- TASK REQUIREMENTS: Once the pictures are set aside, output all the records exactly.

Element data from apps and pages
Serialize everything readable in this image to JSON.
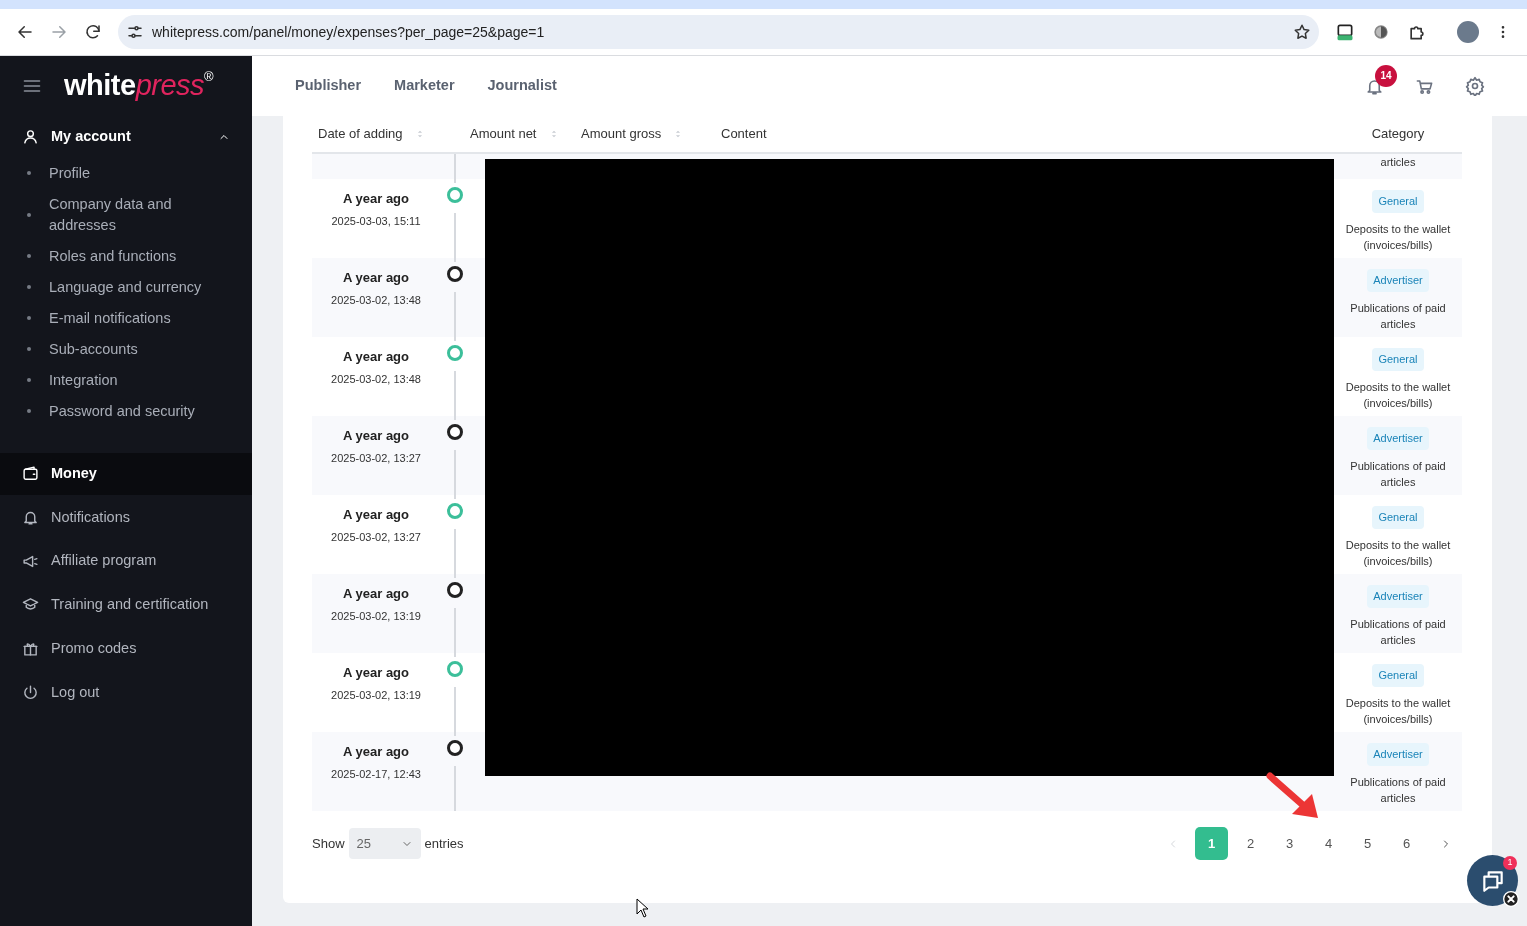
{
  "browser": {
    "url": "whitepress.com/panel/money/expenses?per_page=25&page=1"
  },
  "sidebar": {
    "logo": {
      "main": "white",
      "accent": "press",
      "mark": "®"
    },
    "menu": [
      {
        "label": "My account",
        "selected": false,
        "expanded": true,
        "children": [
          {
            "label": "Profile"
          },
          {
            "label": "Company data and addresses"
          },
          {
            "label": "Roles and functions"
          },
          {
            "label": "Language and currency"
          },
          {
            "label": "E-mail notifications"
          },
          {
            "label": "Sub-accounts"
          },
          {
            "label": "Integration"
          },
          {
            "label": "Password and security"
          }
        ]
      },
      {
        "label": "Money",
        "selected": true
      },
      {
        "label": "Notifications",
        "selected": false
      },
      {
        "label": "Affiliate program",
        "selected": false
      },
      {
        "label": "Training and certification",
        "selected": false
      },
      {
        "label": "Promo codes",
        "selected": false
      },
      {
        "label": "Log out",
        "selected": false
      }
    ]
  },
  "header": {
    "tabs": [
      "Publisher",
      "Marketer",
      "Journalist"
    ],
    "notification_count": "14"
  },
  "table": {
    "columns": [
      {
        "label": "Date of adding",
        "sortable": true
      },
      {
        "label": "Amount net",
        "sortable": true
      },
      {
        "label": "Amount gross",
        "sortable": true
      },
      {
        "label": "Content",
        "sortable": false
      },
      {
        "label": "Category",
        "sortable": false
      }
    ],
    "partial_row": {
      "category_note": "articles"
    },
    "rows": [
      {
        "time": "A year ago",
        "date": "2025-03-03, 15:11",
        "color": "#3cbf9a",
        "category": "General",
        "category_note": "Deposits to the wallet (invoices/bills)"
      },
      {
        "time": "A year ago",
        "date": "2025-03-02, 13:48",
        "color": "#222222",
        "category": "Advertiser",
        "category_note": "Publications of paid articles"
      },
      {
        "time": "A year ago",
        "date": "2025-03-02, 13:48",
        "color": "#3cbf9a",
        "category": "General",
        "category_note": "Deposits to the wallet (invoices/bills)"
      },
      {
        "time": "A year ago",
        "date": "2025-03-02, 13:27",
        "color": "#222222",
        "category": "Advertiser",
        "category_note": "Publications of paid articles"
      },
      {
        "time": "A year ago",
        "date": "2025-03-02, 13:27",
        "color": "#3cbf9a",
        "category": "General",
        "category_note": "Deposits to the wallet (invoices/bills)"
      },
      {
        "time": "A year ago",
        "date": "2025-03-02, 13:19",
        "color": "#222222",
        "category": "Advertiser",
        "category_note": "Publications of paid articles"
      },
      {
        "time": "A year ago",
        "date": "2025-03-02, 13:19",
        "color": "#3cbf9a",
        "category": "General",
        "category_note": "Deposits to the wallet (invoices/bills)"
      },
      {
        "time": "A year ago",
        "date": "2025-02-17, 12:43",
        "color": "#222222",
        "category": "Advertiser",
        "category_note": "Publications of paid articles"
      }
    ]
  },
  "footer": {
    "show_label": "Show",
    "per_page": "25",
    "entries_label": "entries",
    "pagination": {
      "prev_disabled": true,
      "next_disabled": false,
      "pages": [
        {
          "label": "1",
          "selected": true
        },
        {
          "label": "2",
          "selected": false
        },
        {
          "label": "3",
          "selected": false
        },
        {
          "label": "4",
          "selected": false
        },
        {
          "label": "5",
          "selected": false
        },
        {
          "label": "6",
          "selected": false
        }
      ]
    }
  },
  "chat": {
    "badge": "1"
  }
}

- RESULT OF THIS EXERCISE:
Serialize everything readable in this image to JSON.
{
  "browser": {
    "url": "whitepress.com/panel/money/expenses?per_page=25&page=1"
  },
  "sidebar": {
    "logo": {
      "main": "white",
      "accent": "press",
      "mark": "®"
    },
    "menu": [
      {
        "label": "My account",
        "selected": false,
        "expanded": true,
        "children": [
          {
            "label": "Profile"
          },
          {
            "label": "Company data and addresses"
          },
          {
            "label": "Roles and functions"
          },
          {
            "label": "Language and currency"
          },
          {
            "label": "E-mail notifications"
          },
          {
            "label": "Sub-accounts"
          },
          {
            "label": "Integration"
          },
          {
            "label": "Password and security"
          }
        ]
      },
      {
        "label": "Money",
        "selected": true
      },
      {
        "label": "Notifications",
        "selected": false
      },
      {
        "label": "Affiliate program",
        "selected": false
      },
      {
        "label": "Training and certification",
        "selected": false
      },
      {
        "label": "Promo codes",
        "selected": false
      },
      {
        "label": "Log out",
        "selected": false
      }
    ]
  },
  "header": {
    "tabs": [
      "Publisher",
      "Marketer",
      "Journalist"
    ],
    "notification_count": "14"
  },
  "table": {
    "columns": [
      {
        "label": "Date of adding",
        "sortable": true
      },
      {
        "label": "Amount net",
        "sortable": true
      },
      {
        "label": "Amount gross",
        "sortable": true
      },
      {
        "label": "Content",
        "sortable": false
      },
      {
        "label": "Category",
        "sortable": false
      }
    ],
    "partial_row": {
      "category_note": "articles"
    },
    "rows": [
      {
        "time": "A year ago",
        "date": "2025-03-03, 15:11",
        "color": "#3cbf9a",
        "category": "General",
        "category_note": "Deposits to the wallet (invoices/bills)"
      },
      {
        "time": "A year ago",
        "date": "2025-03-02, 13:48",
        "color": "#222222",
        "category": "Advertiser",
        "category_note": "Publications of paid articles"
      },
      {
        "time": "A year ago",
        "date": "2025-03-02, 13:48",
        "color": "#3cbf9a",
        "category": "General",
        "category_note": "Deposits to the wallet (invoices/bills)"
      },
      {
        "time": "A year ago",
        "date": "2025-03-02, 13:27",
        "color": "#222222",
        "category": "Advertiser",
        "category_note": "Publications of paid articles"
      },
      {
        "time": "A year ago",
        "date": "2025-03-02, 13:27",
        "color": "#3cbf9a",
        "category": "General",
        "category_note": "Deposits to the wallet (invoices/bills)"
      },
      {
        "time": "A year ago",
        "date": "2025-03-02, 13:19",
        "color": "#222222",
        "category": "Advertiser",
        "category_note": "Publications of paid articles"
      },
      {
        "time": "A year ago",
        "date": "2025-03-02, 13:19",
        "color": "#3cbf9a",
        "category": "General",
        "category_note": "Deposits to the wallet (invoices/bills)"
      },
      {
        "time": "A year ago",
        "date": "2025-02-17, 12:43",
        "color": "#222222",
        "category": "Advertiser",
        "category_note": "Publications of paid articles"
      }
    ]
  },
  "footer": {
    "show_label": "Show",
    "per_page": "25",
    "entries_label": "entries",
    "pagination": {
      "prev_disabled": true,
      "next_disabled": false,
      "pages": [
        {
          "label": "1",
          "selected": true
        },
        {
          "label": "2",
          "selected": false
        },
        {
          "label": "3",
          "selected": false
        },
        {
          "label": "4",
          "selected": false
        },
        {
          "label": "5",
          "selected": false
        },
        {
          "label": "6",
          "selected": false
        }
      ]
    }
  },
  "chat": {
    "badge": "1"
  }
}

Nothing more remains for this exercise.